‘What do you call a man who looks after sheep in English?’ a fellow pilgrim asks me on the road to Santiago?
‘Er, a shepherd?’
‘That’s right. Un chepa. In Ferrolano un chepa is a guardía municipal (local policeman).
I’ll explain. Ferrol is a port in the far north of Galicia, which due to its strategic importance, became a leading naval centre during the 18th century. My walking companion is from Ferrol and he’s telling me how contact with British naval engineers and sailors in the past led to certain English words and phrases taking root in the local slang / lingo – albeit in a much morphed phonological way. In Ferrolano, for example, they don’t go ‘a todo pastilla’ (very fast), they go ‘filispin’ – from full speed ahead. And when they are on the moon / on another planet, instead of being ‘en Babia’, they are ‘orasai’ – from out-side. Cepillo (brush) is brus; bizcocho (cake), queique; and, according to my Ferrolano friend, the sound that coins make if you move them around in your pocket is something like chinklar – from jingle, jangle.

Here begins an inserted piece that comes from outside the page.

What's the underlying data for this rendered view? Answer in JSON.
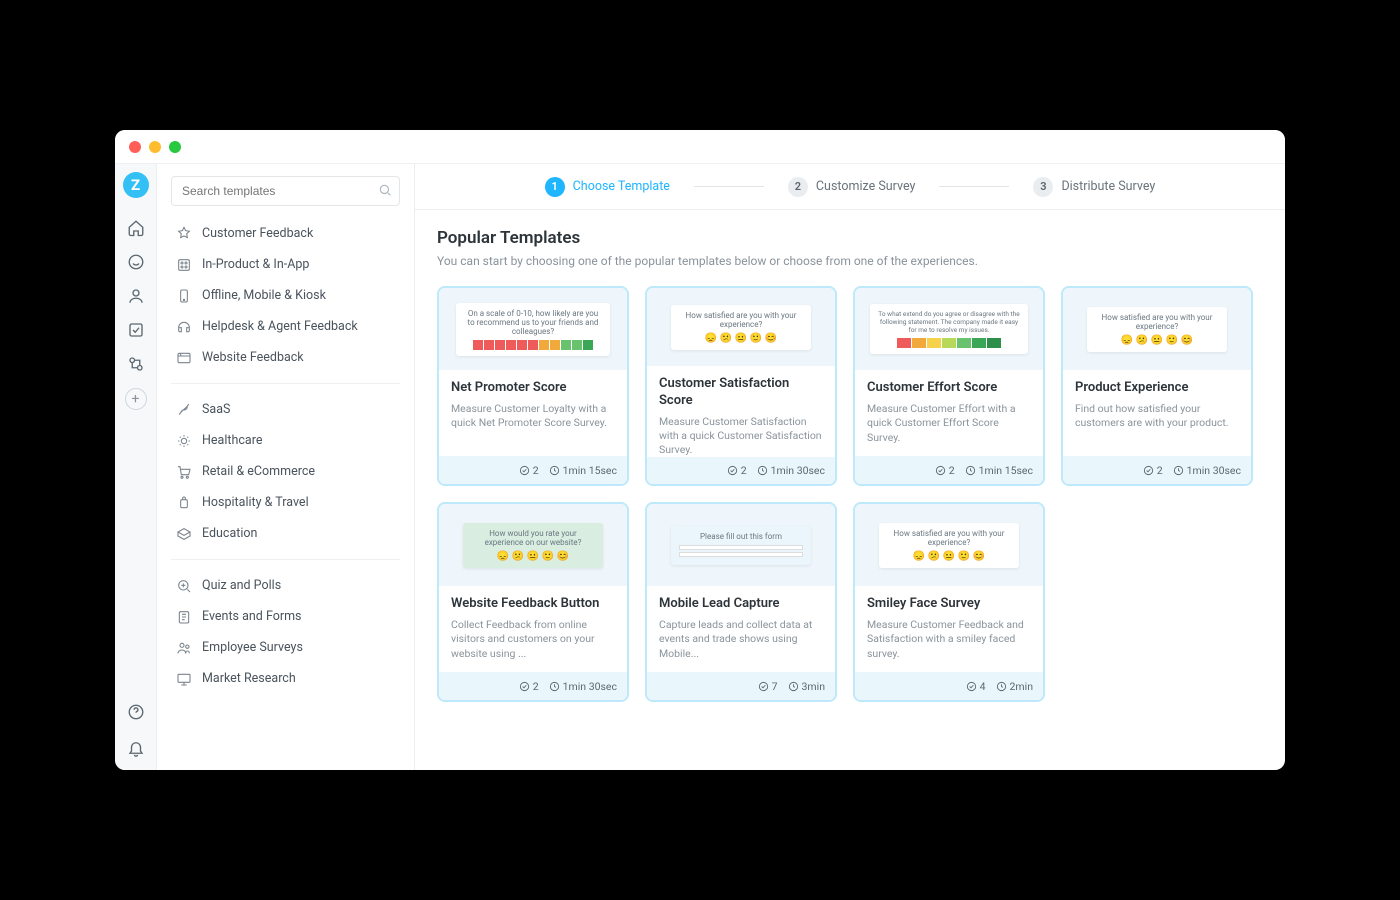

All interesting stuff, and quite familiar in a way, reminding me of estar al liquindoi, a wonderful bit of Malageñan and Gaditano port-side pidgin, meaning ‘to be on the look-out’. From? Well, there’s no definitive answer, but from something like ‘look and do it’, ‘looking doing’ or ‘looking down’. The derivation of the Anglo-Canary word for security guard, guachimán is more straightforward – watching man. In fact, there are a whole load of Anglo-Canary words and expressions, but more about those in another blog.